## What is required
Work through the data below and copy out every line where "body" is found.

## Component data from apps and pages

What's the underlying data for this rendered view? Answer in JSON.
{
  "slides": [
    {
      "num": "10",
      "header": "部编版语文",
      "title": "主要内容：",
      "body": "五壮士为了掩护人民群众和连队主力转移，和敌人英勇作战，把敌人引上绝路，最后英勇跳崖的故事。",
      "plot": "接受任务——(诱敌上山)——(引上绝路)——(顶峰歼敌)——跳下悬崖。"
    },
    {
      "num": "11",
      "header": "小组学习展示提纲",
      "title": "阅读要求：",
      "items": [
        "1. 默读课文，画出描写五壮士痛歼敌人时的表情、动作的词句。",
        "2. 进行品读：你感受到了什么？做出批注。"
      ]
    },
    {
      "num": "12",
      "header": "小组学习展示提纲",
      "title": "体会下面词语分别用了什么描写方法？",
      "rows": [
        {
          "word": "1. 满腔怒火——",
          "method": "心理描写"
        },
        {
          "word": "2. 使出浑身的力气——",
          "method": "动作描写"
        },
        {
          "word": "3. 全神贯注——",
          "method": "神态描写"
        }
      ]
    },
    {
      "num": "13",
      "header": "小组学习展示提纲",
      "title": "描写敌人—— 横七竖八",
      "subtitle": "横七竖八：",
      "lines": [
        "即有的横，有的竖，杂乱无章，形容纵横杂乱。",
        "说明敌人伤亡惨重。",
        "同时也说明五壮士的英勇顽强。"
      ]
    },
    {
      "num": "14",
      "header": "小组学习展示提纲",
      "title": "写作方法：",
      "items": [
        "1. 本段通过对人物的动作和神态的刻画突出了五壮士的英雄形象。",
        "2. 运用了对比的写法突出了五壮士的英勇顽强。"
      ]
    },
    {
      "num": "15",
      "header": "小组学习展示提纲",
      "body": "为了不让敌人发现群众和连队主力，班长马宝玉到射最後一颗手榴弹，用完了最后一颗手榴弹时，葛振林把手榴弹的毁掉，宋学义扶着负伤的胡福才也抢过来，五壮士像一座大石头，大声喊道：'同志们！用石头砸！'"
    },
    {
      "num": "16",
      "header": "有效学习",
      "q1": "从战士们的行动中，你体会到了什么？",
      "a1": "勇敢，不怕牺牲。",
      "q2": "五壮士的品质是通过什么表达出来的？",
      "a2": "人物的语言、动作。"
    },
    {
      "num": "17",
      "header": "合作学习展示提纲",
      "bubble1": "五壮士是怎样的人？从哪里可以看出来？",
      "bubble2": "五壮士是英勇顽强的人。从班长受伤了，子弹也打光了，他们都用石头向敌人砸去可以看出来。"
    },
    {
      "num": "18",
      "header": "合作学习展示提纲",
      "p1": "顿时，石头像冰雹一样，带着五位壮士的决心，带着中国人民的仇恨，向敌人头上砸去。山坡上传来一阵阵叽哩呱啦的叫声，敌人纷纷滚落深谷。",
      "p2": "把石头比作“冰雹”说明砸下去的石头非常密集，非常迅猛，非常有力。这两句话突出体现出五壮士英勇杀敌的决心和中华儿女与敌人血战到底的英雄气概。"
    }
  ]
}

## Result for this task
      "body": "五壮士为了掩护人民群众和连队主力转移，和敌人英勇作战，把敌人引上绝路，最后英勇跳崖的故事。",
      "body": "为了不让敌人发现群众和连队主力，班长马宝玉到射最後一颗手榴弹，用完了最后一颗手榴弹时，葛振林把手榴弹的毁掉，宋学义扶着负伤的胡福才也抢过来，五壮士像一座大石头，大声喊道：'同志们！用石头砸！'"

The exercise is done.